Apart from the pictures, every entry must be retyped exactly.
▼
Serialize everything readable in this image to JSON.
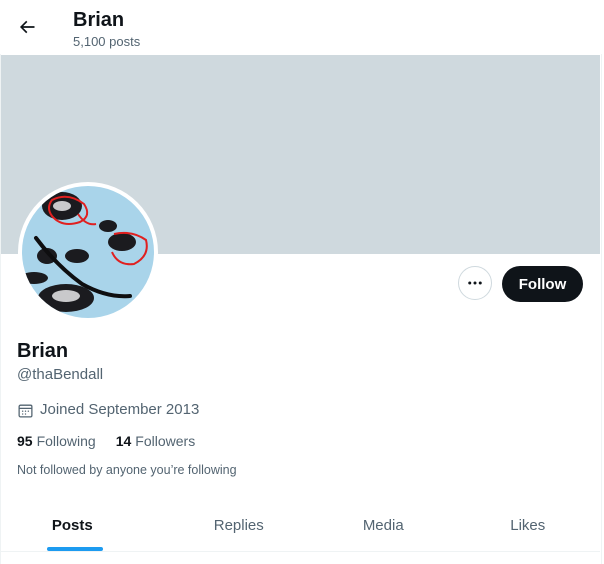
{
  "header": {
    "name": "Brian",
    "posts_count": "5,100 posts"
  },
  "profile": {
    "name": "Brian",
    "handle": "@thaBendall",
    "joined": "Joined September 2013",
    "following_count": "95",
    "following_label": "Following",
    "followers_count": "14",
    "followers_label": "Followers",
    "follow_note": "Not followed by anyone you’re following"
  },
  "actions": {
    "follow_label": "Follow",
    "more_icon": "more-horizontal-icon"
  },
  "tabs": [
    {
      "label": "Posts",
      "active": true
    },
    {
      "label": "Replies",
      "active": false
    },
    {
      "label": "Media",
      "active": false
    },
    {
      "label": "Likes",
      "active": false
    }
  ],
  "colors": {
    "banner": "#cfd9de",
    "accent": "#1d9bf0",
    "follow_button": "#0f1419",
    "muted_text": "#536471"
  }
}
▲
## Answer space
Serialize everything readable in this image to JSON.
{
  "header": {
    "name": "Brian",
    "posts_count": "5,100 posts"
  },
  "profile": {
    "name": "Brian",
    "handle": "@thaBendall",
    "joined": "Joined September 2013",
    "following_count": "95",
    "following_label": "Following",
    "followers_count": "14",
    "followers_label": "Followers",
    "follow_note": "Not followed by anyone you’re following"
  },
  "actions": {
    "follow_label": "Follow",
    "more_icon": "more-horizontal-icon"
  },
  "tabs": [
    {
      "label": "Posts",
      "active": true
    },
    {
      "label": "Replies",
      "active": false
    },
    {
      "label": "Media",
      "active": false
    },
    {
      "label": "Likes",
      "active": false
    }
  ],
  "colors": {
    "banner": "#cfd9de",
    "accent": "#1d9bf0",
    "follow_button": "#0f1419",
    "muted_text": "#536471"
  }
}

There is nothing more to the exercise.